The data Start Marker
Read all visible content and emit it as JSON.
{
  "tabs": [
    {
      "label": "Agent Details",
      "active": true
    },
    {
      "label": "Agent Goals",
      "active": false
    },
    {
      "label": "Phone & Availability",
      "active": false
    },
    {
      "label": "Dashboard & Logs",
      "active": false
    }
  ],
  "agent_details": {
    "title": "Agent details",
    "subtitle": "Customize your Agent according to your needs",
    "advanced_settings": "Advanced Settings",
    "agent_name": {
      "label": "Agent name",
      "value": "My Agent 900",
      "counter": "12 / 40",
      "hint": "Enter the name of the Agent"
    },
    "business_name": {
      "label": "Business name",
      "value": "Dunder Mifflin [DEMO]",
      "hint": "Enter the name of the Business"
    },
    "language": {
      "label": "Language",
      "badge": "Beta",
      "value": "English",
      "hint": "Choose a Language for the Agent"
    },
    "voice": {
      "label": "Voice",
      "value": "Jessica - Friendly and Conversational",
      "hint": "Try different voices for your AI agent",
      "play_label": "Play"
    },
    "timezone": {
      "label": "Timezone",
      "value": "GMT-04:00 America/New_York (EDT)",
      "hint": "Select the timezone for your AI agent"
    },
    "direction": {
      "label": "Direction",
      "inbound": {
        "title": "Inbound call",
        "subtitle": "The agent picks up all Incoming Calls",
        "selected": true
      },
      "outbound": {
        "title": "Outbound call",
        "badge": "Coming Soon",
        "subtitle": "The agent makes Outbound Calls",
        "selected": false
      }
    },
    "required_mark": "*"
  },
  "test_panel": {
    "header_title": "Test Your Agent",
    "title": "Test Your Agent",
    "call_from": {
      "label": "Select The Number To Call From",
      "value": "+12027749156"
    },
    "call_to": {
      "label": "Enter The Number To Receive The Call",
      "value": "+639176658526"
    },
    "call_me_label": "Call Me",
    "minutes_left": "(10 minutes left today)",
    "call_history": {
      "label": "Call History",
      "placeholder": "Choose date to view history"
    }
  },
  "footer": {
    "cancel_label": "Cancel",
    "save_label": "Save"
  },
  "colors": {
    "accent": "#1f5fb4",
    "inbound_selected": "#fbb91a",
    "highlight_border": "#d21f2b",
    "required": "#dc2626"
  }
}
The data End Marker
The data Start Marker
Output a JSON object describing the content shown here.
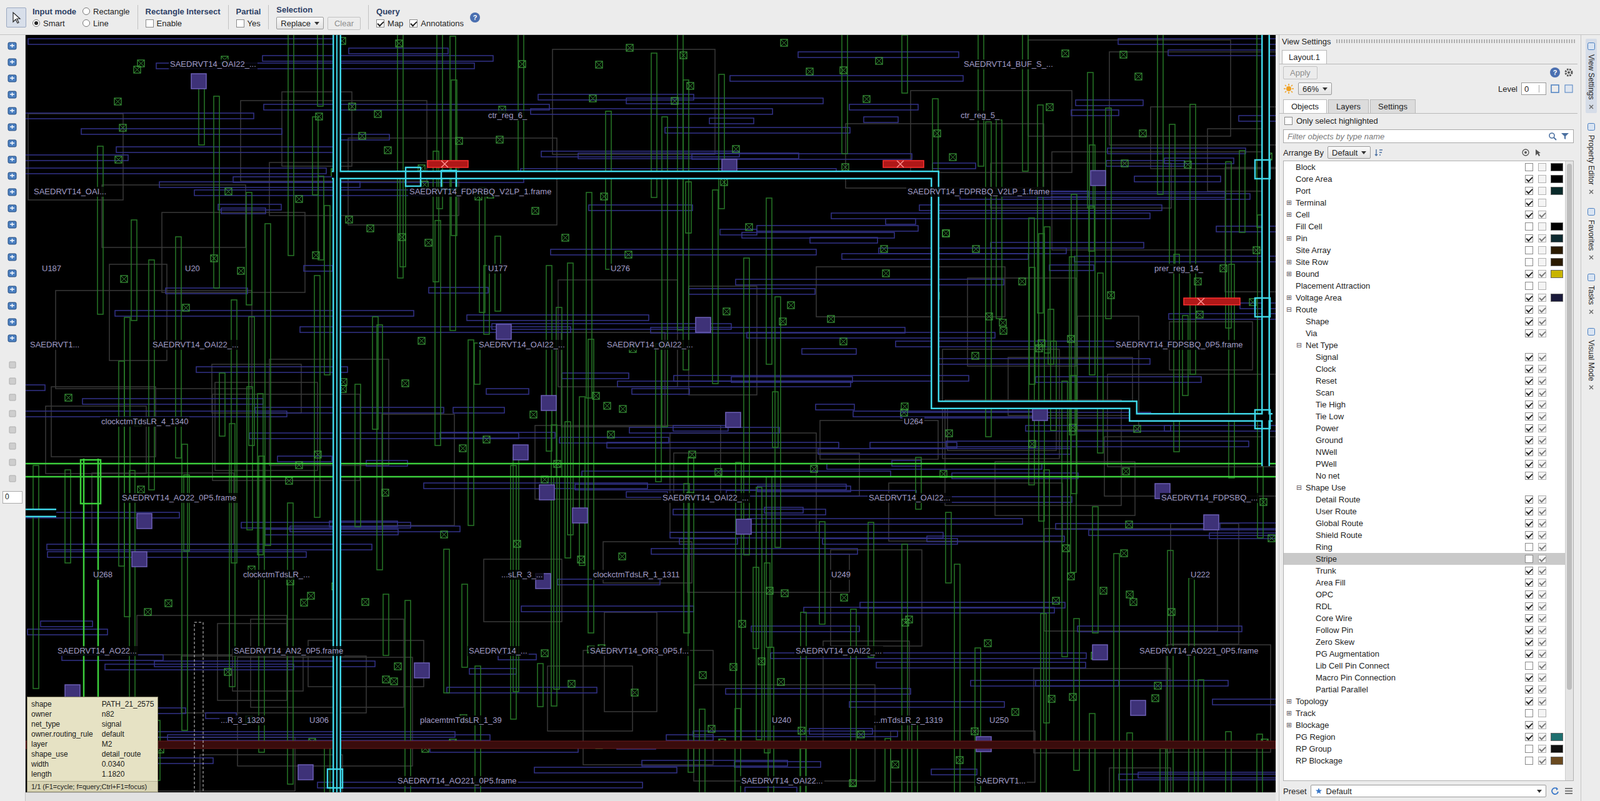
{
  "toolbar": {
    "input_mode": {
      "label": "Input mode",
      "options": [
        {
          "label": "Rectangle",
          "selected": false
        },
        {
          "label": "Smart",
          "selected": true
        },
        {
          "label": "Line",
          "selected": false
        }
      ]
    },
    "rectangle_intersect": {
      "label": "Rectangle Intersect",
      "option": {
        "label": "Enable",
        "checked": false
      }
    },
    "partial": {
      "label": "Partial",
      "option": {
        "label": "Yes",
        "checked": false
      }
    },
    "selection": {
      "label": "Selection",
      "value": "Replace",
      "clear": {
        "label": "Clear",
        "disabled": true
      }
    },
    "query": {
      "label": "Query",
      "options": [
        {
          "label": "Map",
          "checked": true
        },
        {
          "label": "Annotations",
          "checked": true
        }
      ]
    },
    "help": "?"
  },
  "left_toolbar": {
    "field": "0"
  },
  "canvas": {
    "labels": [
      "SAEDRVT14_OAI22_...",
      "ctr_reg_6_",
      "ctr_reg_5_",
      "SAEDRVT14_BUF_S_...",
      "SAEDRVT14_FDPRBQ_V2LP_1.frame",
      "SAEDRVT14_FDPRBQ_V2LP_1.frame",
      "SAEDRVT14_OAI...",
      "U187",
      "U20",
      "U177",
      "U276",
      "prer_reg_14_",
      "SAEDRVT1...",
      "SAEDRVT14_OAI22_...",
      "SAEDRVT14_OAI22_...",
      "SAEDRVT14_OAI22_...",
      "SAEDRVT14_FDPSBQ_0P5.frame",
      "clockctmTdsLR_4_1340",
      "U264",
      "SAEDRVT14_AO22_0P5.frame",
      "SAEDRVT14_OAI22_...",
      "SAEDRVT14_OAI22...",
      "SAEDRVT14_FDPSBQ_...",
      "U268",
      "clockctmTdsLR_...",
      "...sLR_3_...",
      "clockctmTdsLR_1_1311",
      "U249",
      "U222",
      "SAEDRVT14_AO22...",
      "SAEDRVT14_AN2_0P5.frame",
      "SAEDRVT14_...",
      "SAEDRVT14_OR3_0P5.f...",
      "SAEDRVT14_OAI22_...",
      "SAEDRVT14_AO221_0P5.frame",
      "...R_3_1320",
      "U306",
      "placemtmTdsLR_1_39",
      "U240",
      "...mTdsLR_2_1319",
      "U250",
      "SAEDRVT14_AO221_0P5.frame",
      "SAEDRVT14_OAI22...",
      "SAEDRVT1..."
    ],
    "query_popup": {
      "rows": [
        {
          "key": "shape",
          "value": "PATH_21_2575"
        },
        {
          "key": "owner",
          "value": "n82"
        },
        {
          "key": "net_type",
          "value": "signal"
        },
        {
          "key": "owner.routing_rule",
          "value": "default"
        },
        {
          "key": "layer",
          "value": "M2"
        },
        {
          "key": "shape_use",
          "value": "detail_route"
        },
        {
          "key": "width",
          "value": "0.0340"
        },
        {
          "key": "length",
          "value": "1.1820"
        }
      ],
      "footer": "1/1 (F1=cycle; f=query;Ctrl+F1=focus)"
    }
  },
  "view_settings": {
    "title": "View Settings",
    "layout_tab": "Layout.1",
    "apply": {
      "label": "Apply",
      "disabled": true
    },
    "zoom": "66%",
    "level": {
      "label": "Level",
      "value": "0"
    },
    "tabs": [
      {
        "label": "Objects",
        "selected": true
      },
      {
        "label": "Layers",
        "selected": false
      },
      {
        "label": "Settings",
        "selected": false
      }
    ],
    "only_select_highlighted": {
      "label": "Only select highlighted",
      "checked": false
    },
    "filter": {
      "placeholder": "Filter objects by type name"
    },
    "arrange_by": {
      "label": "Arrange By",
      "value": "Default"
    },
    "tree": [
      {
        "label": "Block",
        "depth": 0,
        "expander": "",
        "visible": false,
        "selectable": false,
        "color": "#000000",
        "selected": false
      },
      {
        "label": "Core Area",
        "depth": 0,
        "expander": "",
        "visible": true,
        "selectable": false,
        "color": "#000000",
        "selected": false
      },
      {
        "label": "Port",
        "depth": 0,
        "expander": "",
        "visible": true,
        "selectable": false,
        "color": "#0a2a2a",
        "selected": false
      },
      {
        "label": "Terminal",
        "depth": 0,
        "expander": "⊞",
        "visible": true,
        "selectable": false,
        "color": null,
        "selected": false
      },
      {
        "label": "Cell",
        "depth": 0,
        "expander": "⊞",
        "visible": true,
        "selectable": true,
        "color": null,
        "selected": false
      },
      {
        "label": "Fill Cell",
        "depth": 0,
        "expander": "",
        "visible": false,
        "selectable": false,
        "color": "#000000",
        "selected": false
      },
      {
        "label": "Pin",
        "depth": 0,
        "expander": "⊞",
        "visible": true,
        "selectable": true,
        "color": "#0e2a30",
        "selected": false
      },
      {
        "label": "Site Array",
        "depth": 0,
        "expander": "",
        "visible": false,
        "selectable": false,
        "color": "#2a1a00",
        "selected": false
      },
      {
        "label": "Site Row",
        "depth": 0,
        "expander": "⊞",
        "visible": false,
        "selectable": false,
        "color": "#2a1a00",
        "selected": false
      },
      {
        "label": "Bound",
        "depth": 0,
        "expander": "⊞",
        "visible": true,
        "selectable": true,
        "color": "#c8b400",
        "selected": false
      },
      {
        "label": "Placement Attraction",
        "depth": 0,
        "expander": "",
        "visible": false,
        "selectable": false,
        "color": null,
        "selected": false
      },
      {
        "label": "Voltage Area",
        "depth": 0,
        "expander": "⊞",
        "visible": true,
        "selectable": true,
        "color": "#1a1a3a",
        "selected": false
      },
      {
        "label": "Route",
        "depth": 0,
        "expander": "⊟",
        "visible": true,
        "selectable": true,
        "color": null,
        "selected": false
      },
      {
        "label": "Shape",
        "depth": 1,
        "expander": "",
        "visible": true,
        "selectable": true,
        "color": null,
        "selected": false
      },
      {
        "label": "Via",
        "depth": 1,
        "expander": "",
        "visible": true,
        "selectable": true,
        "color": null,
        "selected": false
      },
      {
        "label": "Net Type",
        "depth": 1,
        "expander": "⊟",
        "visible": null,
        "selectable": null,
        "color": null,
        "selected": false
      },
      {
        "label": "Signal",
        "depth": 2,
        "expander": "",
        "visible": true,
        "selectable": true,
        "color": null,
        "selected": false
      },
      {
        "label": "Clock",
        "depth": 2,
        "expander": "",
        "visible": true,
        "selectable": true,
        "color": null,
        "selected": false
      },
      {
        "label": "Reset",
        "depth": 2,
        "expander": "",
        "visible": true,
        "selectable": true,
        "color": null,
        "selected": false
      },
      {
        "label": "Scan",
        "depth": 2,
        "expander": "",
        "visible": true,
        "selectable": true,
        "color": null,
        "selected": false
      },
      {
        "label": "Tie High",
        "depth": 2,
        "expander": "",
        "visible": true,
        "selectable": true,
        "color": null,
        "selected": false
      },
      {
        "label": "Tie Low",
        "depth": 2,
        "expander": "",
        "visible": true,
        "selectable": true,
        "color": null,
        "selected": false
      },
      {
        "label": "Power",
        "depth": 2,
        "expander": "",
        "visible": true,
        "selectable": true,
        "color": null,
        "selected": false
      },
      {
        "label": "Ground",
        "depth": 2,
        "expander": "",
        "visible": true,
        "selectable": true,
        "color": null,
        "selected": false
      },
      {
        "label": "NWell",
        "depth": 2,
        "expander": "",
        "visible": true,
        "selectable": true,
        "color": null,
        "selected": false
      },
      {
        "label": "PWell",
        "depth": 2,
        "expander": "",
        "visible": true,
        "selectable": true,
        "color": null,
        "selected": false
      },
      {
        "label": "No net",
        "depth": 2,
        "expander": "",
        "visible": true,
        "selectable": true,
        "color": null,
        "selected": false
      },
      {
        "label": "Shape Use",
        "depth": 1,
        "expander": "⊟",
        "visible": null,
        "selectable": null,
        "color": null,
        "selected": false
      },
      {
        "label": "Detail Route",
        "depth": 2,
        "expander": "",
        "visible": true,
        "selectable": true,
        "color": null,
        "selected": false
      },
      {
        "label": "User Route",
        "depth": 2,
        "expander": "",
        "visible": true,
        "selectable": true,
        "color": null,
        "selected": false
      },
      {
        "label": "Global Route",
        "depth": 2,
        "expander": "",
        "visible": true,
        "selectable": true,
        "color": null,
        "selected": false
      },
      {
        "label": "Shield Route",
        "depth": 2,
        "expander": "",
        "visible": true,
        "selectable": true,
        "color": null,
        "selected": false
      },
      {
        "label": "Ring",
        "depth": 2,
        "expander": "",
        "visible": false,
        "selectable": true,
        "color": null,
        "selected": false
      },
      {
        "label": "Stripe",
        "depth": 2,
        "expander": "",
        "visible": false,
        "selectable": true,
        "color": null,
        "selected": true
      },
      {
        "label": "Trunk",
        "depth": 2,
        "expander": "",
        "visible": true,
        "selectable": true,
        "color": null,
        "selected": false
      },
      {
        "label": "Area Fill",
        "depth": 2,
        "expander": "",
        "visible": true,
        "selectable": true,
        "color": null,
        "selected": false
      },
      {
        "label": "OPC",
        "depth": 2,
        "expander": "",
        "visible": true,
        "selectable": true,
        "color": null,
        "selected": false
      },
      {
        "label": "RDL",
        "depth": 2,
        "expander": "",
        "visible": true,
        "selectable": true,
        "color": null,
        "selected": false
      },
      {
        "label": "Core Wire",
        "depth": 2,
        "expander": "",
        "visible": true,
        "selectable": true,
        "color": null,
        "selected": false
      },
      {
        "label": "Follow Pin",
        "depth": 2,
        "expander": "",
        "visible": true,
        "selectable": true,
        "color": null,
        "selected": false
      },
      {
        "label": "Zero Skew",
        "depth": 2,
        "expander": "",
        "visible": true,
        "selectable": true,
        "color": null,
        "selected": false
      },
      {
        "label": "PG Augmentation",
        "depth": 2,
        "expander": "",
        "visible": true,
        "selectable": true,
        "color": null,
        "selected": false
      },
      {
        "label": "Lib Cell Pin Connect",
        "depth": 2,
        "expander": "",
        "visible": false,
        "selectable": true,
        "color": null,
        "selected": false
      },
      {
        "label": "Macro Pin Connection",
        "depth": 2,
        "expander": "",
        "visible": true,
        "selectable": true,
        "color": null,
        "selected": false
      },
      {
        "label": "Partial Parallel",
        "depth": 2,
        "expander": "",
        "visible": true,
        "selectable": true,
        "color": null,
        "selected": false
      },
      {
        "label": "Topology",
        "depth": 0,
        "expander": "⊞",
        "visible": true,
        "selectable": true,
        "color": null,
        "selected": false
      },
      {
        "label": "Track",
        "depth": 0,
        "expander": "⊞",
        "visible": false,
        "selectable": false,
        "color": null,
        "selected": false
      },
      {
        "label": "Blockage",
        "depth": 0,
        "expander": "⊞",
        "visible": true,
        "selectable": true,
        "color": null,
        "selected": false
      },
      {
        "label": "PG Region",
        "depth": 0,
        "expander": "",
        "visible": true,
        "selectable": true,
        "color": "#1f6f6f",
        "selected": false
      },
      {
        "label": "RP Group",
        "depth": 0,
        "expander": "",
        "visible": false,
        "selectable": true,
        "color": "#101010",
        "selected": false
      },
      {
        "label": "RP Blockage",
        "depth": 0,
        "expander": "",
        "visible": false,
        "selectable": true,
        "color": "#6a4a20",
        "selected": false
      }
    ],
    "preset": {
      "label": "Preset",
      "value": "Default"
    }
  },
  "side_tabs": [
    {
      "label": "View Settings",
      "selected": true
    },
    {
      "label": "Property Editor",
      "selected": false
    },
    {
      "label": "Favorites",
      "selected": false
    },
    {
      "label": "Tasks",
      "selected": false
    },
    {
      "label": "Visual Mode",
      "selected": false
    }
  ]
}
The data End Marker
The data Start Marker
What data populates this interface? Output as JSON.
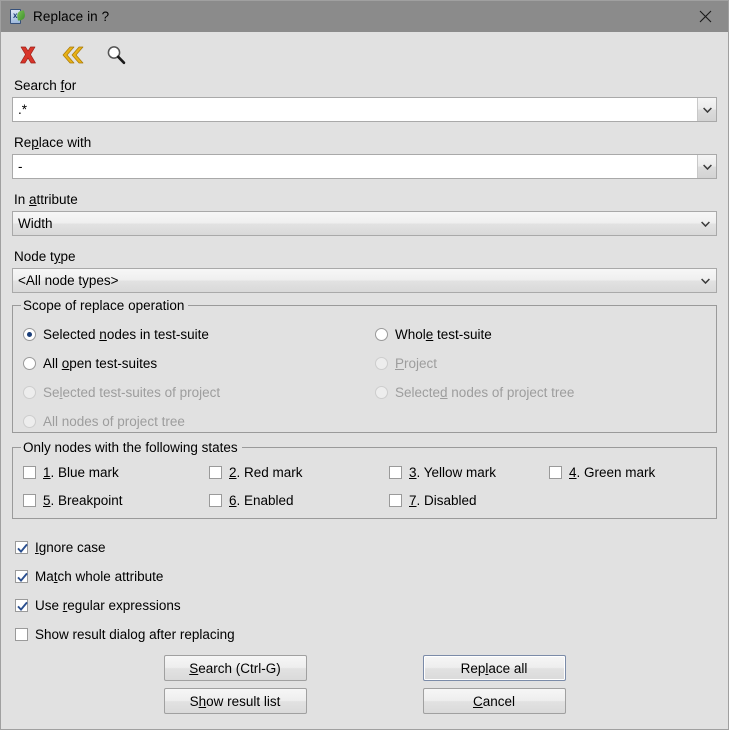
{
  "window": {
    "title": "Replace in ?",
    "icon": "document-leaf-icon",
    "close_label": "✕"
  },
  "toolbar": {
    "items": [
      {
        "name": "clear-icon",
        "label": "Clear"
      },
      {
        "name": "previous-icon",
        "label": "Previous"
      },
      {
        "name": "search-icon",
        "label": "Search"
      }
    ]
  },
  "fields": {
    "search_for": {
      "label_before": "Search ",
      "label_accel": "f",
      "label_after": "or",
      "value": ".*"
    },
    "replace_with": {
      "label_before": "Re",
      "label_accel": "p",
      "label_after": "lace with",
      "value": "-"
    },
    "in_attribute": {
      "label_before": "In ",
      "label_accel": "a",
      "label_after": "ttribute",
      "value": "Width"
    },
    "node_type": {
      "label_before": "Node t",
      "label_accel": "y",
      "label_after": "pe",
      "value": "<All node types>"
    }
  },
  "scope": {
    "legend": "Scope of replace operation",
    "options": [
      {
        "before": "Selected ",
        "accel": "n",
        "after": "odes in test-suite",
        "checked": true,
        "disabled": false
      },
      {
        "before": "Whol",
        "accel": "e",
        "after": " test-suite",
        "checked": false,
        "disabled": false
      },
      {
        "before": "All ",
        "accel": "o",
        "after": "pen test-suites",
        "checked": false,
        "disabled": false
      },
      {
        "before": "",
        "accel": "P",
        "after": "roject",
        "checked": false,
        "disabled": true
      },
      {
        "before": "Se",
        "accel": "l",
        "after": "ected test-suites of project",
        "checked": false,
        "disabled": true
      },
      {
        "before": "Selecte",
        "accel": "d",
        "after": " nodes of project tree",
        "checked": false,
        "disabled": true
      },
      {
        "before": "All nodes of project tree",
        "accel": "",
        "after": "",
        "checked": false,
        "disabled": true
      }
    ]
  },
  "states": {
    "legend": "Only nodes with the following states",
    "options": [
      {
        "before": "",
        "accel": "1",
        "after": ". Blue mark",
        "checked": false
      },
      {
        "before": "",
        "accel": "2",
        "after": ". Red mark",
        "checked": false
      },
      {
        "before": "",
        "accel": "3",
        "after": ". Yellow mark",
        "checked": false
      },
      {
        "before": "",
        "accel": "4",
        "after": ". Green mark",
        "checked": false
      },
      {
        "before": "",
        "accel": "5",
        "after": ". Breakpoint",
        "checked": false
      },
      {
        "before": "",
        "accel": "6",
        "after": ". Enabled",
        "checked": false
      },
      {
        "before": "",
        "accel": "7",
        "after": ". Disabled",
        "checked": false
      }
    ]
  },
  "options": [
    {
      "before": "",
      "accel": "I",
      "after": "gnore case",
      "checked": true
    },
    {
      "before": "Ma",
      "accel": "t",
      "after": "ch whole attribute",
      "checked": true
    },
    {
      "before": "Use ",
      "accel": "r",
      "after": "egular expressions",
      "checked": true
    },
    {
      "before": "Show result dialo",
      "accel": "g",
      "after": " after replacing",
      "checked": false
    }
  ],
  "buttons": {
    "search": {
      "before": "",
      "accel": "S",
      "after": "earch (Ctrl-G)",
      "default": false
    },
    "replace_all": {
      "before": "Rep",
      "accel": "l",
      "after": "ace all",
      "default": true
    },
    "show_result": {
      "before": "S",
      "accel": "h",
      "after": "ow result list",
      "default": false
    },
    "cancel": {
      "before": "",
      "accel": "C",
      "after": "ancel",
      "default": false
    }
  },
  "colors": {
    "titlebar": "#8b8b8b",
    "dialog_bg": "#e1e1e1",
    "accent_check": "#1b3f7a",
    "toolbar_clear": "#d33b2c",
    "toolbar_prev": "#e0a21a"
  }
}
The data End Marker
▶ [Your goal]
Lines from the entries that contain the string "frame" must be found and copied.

▶ [Answer]
      "SAEDRVT14_FDPRBQ_V2LP_1.frame",
      "SAEDRVT14_FDPRBQ_V2LP_1.frame",
      "SAEDRVT14_FDPSBQ_0P5.frame",
      "SAEDRVT14_AO22_0P5.frame",
      "SAEDRVT14_AN2_0P5.frame",
      "SAEDRVT14_AO221_0P5.frame",
      "SAEDRVT14_AO221_0P5.frame",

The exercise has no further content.